[Task details] Look for "this" in each line of the records, and copy the lines that have it.

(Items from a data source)

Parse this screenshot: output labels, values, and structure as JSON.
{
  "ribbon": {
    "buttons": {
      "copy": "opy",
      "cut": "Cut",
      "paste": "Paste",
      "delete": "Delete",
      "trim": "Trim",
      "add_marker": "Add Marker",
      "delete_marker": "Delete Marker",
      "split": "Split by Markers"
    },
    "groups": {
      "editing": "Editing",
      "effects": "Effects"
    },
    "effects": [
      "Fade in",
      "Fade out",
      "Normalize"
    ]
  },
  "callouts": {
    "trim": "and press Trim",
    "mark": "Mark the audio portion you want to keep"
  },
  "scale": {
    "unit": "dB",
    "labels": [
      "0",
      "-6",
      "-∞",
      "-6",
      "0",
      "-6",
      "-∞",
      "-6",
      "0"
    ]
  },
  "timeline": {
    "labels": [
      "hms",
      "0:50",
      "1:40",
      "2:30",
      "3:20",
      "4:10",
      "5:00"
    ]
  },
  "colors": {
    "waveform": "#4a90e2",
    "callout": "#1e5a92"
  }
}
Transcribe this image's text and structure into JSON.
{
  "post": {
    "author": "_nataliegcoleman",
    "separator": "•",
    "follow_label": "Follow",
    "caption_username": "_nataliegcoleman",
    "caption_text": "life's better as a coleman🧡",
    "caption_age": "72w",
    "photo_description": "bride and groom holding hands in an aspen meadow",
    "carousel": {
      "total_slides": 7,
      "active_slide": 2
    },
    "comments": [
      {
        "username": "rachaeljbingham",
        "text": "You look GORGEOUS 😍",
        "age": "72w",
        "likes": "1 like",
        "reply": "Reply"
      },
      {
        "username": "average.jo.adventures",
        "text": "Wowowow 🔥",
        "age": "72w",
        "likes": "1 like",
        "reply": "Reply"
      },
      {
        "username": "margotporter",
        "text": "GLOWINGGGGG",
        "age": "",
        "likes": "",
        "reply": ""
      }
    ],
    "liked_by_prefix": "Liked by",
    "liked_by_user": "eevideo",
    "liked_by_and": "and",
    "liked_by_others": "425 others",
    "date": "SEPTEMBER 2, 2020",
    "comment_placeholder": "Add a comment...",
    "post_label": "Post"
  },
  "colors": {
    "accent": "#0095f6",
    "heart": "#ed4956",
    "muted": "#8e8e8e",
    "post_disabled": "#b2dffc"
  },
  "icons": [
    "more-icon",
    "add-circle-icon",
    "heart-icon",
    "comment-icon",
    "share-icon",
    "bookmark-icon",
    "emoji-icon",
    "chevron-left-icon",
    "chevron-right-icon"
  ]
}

[Exercise solution]
Parse this screenshot: output labels, values, and structure as JSON.
Transcribe this image's text and structure into JSON.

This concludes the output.